Joyce Carol Oates is not only one of our most important novelists and literary critics, she is also an unparalleled master of the short story. Sourlandsixteen previously uncollected stories that explore how the power of violence, loss, and grief shape both the psyche and the soulshows us an author work-ing at the height of her powers.
With lapidary precision and an unflinching eye, Oates maps the surprising contours of ordinary life. From a desperate man who dons a jack-o-lantern head as a prelude to a most curious sort of courtship, to a story of a stabbing many times recounted in the life of a lonely girl; from a beguiling young woman librarian whose amputee state attracts a married man and father, to a girl hopelessly in love with her renegade, incarcerated cousin; from a professors wife who finds herself tragically isolated at a party in her own house, to the concluding title story of an unexpectedly redemptive love rooted in radical aloneness and isolation, each story in Sourland resonates beautifully with Oatess trademark fascination for the unpredictable amid the prosaicthe comming-ling of sexual love and violence, the tumult of family lifeand shines with her predilection for dark humor and her gift for voice.
About the Author
Joyce Carol Oates is a recipient of the National Medal of Humanities, the National Book Critics Circle Ivan Sandrof Lifetime Achievement Award, the National Book Award, and the PEN/Malamud Award for Excellence in Short Fiction. She has written some of the most enduring fiction of our time, including the bestsellers Blonde, a finalist for the National Book Award, and The Falls, winner of the 2005 Prix Femina. She is a professor of humanities at Princeton University.
Praise for Sourland: Stories…

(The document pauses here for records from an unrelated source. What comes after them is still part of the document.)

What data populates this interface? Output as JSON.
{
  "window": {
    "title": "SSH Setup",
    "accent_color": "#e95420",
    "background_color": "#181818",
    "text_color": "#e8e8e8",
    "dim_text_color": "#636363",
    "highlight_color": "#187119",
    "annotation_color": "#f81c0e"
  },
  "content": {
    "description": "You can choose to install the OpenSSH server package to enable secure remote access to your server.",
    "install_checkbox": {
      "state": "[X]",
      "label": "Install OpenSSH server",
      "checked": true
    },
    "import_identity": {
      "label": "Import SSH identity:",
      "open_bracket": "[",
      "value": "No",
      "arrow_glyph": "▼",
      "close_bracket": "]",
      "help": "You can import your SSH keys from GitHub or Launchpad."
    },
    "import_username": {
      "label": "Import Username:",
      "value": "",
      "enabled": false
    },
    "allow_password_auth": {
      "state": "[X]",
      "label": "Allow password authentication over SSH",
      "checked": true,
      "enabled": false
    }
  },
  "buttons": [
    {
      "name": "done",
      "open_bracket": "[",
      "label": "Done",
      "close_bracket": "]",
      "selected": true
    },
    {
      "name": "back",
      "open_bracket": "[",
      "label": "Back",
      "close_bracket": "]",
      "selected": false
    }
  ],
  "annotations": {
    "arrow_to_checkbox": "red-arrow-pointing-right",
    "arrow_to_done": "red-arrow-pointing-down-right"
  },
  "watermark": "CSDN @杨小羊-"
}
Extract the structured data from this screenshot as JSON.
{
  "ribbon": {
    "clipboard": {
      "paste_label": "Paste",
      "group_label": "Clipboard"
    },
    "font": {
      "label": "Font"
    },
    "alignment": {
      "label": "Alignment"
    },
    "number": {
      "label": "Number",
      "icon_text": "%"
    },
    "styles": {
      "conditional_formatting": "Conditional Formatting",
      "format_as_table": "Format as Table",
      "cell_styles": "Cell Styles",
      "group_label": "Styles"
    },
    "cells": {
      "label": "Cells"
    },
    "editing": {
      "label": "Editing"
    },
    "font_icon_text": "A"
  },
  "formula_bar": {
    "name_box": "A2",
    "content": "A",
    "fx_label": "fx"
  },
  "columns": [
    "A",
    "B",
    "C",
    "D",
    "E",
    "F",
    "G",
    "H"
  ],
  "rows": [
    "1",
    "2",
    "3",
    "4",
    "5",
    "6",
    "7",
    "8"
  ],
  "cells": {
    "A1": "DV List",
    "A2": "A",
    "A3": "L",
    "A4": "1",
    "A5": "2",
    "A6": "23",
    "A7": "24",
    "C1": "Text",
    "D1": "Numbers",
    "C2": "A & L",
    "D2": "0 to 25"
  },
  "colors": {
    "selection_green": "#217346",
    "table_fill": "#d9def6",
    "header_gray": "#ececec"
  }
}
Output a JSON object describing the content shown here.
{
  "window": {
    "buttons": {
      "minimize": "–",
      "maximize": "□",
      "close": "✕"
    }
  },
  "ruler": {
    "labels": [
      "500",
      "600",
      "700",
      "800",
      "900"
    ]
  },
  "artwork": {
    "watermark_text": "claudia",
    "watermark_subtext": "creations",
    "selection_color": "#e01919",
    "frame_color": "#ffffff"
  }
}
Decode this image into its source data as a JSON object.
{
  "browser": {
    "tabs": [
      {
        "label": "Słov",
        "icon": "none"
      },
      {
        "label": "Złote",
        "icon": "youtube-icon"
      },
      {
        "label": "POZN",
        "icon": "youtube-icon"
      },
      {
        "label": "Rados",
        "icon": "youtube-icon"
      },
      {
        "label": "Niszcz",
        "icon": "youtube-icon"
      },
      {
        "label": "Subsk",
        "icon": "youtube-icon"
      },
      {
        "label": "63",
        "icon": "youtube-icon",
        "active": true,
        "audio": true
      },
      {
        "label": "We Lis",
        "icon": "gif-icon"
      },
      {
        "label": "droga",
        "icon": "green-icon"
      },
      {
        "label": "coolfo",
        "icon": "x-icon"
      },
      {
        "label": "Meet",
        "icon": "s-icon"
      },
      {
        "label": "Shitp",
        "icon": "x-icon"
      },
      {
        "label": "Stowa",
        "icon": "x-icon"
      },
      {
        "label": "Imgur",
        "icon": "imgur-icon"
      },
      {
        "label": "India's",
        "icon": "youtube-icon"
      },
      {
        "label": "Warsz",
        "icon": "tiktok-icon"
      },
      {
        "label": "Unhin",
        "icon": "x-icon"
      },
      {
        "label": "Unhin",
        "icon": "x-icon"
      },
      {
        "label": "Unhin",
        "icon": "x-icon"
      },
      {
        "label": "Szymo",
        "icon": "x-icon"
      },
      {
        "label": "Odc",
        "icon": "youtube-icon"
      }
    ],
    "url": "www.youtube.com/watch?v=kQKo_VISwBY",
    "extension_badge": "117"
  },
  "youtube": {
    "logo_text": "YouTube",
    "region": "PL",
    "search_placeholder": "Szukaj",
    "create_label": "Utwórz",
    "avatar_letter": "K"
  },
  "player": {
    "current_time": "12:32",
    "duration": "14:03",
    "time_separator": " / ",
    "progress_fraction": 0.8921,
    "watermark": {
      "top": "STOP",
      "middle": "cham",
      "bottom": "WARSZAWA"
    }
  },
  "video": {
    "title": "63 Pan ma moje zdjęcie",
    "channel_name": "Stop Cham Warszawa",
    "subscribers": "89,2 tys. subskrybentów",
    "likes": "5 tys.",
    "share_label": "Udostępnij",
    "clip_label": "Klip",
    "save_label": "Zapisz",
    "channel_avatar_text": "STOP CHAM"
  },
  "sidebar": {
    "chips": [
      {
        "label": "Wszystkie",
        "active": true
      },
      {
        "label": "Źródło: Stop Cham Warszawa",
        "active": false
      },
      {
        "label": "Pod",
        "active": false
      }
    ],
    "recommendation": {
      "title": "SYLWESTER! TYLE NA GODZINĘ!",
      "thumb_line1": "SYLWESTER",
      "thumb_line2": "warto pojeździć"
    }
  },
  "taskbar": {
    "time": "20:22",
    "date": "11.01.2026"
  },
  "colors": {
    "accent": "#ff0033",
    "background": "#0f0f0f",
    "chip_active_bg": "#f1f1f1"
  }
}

“Oates’s fiction has the curious, morbid draw of a flaming car wreck. It’s a testament to Oates’s talent that she can nearly always force the reader to look.”